- Exercise details:
Identify every line in the records below that contains the word "zoom", and copy each of those lines.

- Study material:

------------------------------------------------

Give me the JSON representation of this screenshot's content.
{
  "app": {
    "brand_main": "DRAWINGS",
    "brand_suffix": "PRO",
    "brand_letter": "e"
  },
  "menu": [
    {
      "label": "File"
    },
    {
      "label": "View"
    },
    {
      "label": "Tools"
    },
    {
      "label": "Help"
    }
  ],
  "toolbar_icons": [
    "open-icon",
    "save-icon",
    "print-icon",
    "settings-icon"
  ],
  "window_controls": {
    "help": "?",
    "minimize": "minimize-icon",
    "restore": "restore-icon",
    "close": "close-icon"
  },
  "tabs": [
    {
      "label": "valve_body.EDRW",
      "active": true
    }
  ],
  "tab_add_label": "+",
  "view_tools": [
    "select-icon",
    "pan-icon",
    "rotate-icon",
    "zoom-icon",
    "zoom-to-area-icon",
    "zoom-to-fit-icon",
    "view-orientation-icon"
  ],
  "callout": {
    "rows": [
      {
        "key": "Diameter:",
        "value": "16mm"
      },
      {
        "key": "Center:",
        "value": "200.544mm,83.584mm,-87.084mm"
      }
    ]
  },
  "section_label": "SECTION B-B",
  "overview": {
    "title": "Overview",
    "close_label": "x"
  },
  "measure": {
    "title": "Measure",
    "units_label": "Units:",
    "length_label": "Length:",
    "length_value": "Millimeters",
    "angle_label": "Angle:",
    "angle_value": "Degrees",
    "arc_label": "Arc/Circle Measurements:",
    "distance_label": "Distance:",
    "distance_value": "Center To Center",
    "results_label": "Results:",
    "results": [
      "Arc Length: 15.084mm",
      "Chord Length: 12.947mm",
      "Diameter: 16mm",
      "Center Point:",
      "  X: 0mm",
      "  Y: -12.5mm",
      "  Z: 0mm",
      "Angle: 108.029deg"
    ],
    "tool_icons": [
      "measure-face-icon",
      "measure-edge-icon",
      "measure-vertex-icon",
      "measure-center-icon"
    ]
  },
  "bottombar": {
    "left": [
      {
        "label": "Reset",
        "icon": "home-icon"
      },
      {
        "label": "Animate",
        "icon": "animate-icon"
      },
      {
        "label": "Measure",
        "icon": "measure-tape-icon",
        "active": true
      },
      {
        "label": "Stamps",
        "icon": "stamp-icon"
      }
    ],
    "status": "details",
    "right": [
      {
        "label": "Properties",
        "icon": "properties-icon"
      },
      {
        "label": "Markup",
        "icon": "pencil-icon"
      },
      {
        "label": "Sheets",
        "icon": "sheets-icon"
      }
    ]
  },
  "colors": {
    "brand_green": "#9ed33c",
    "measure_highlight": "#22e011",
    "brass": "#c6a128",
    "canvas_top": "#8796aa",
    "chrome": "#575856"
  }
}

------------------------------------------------

- Output of the exercise:
    "zoom-icon",
    "zoom-to-area-icon",
    "zoom-to-fit-icon",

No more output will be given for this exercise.